American Express Co.'s two-year-old Delta Sky Miles Optima credit card has surpassed Citibank's American Airlines AAdvantage card in customers, a recent survey found.
The survey by Brittain Associates Inc. of Atlanta concluded that 2.8 million people hold the Delta card versus 2.7 million holders of the AAdvantage card.
The Citibank program is considered the granddaddy of air-mile rewards programs, and it held the top spot a year earlier when Brittain first surveyed the market.
This year, the two largest programs were each about twice as large as No. 3, the United Airlines card issued by First Chicago NBD Corp., which held second place last year.
Brittain surveyed more than 8,000 households by telephone in the fourth quarter of 1997 and used the responses to estimate portfolio numbers.
Last year, Delta Sky Miles had only 1.1 million cardholders, according to the survey. Bruce Brittain, principal of the consulting firm that bears his name, attributed the growth to heavy advertising.
"Delta is one of the largest airlines with one of the largest frequent- flier programs, and they have been aggressively hitting that base-as well as general consumers-through electronic media," Mr. Brittain said.
Citibank was not distressed by the growth of its competitor, pointing to a separate Brittain finding that AAdvantage cardholders rely more heavily on the product than do cardholders of other airlines.
About 70% of AAdvantage customers used the card as their primary one; 16% of Delta cardholders said the same. About 28% of AAdvantage customers said they used the card three times a week or more, compared to 8% of Delta customers.
"We have tremendous loyalty from our cardholders, and these findings support that," said Maria Mendler, a Citibank spokeswoman.
Mr. Brittain said the AAdvantage portfolio is "more mature" than Delta's; it often takes time, he said, for customers to begin using a new card as their primary one.
The recent addition of a Delta Sky Miles platinum card signals "an increased effort to pump more vigor into the portfolio," Mr. Brittain said.
Robert Rosenblatt, American Express' vice president of partnerships, sales, and relationships, said the Delta program has attracted a high percentage of people who revolve balances, which is unusual for an airline card.
"We want to build business for Delta by placing the card in the hands of as many of their core frequent travelers as possible," Mr. Rosenblatt said.

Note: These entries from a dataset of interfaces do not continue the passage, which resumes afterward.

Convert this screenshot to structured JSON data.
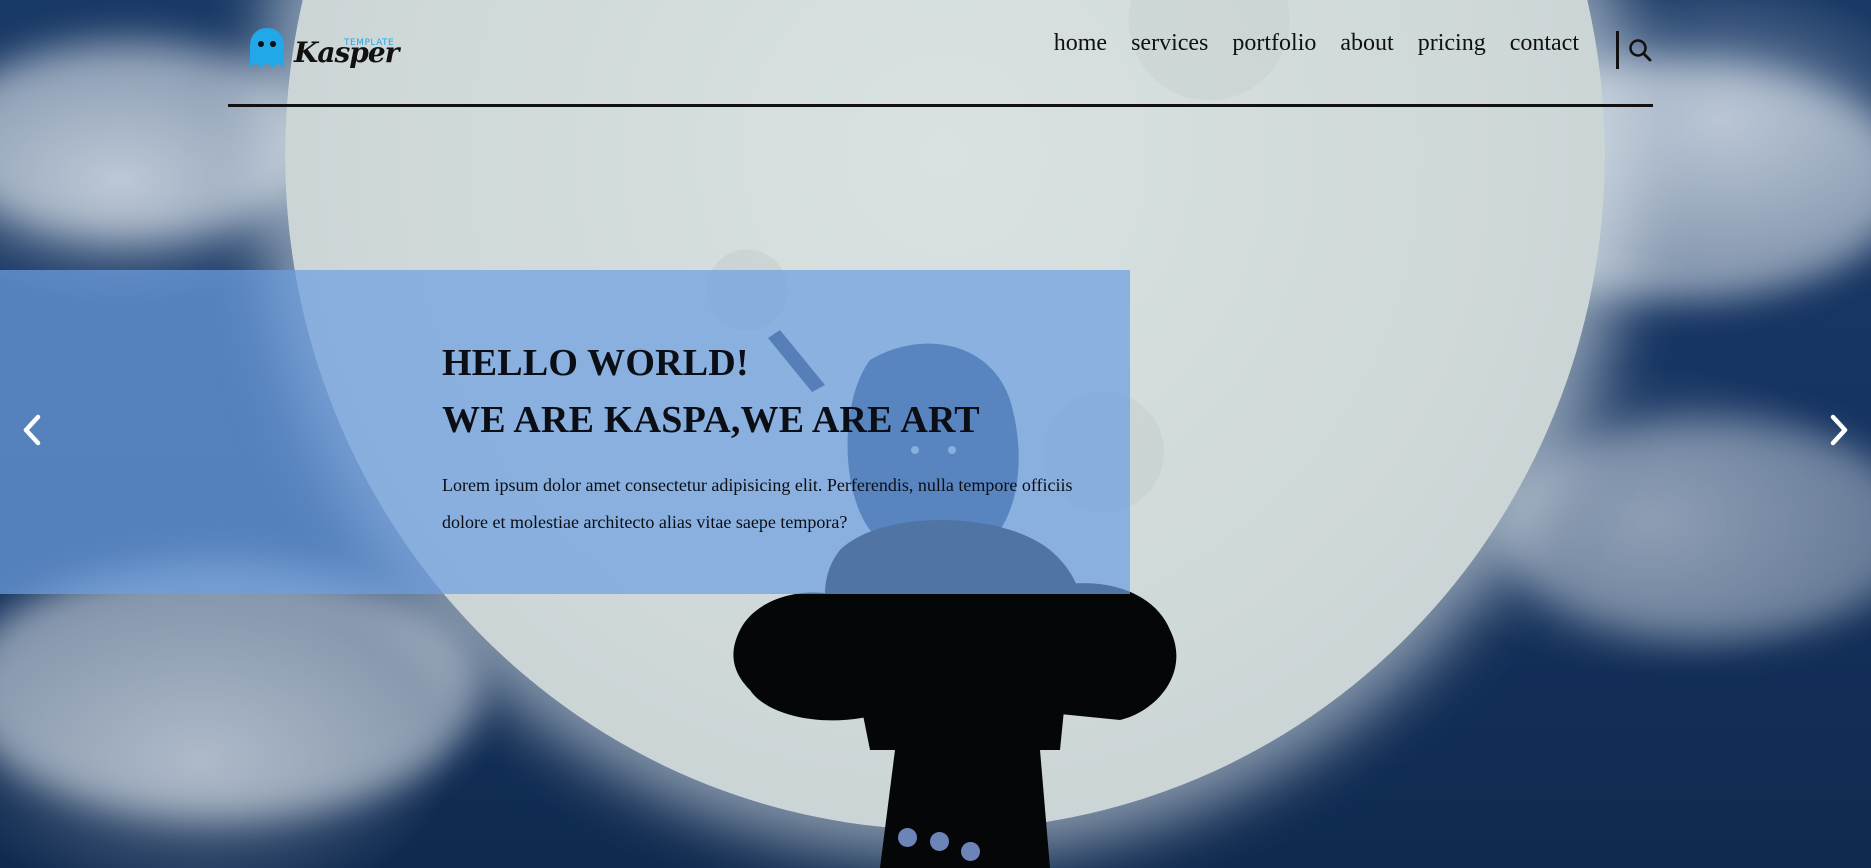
{
  "header": {
    "logo": {
      "tag": "TEMPLATE",
      "word": "Kasper",
      "ghost_icon": "ghost-icon",
      "accent": "#20a8e8"
    },
    "nav": [
      {
        "label": "home"
      },
      {
        "label": "services"
      },
      {
        "label": "portfolio"
      },
      {
        "label": "about"
      },
      {
        "label": "pricing"
      },
      {
        "label": "contact"
      }
    ],
    "search_icon": "search-icon"
  },
  "hero": {
    "title_line1": "HELLO WORLD!",
    "title_line2": "WE ARE KASPA,WE ARE ART",
    "text": "Lorem ipsum dolor amet consectetur adipisicing elit. Perferendis, nulla tempore officiis dolore et molestiae architecto alias vitae saepe tempora?",
    "prev_icon": "chevron-left-icon",
    "next_icon": "chevron-right-icon",
    "banner_color": "#6ea0e1",
    "slides_count": 3
  }
}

Competition between the two carriers is likely to intensify, said Russ Schoper, president of Business Developments International of Alpharetta, Ga. Delta just announced a push into Latin America, where American has "a very strong presence."
In other findings, the Brittain survey said that people who carry cobranded airline credit cards-representing just under 6% of U.S. households-are big spenders, charging $15,000 to $20,000 annually on their cards.
These 12 million consumers tend to pay off their balances monthly but do give card companies revenue through annual fees and merchant discount fees, which are based on purchase volume.
Airline accounts are attractive to card issuers because they tend to produce fewer delinquencies and chargeoffs, Mr. Schoper said. "They are probably comparable to the best gold card portfolio that you might have."
Brittain identified 14 airlines with credit card programs. The survey found that some of the smaller programs had lost customers to the larger ones during 1997. Among the losers were Continental Airlines, America West Airlines, and British Airways. The Star Miles Travel Account, offered by Star Banc in Cincinnati and not tied to a specific airline, also saw participation decline.
"Airline cards have not become more popular," Mr. Brittain said; "market share has shifted."
The smaller portfolios "probably lacked a strong acquisition program in '96 and '97," Mr. Brittain said. "All portfolios have attrition, and unless you traditionally have a program that brings in as many people as you lose, you lose ground."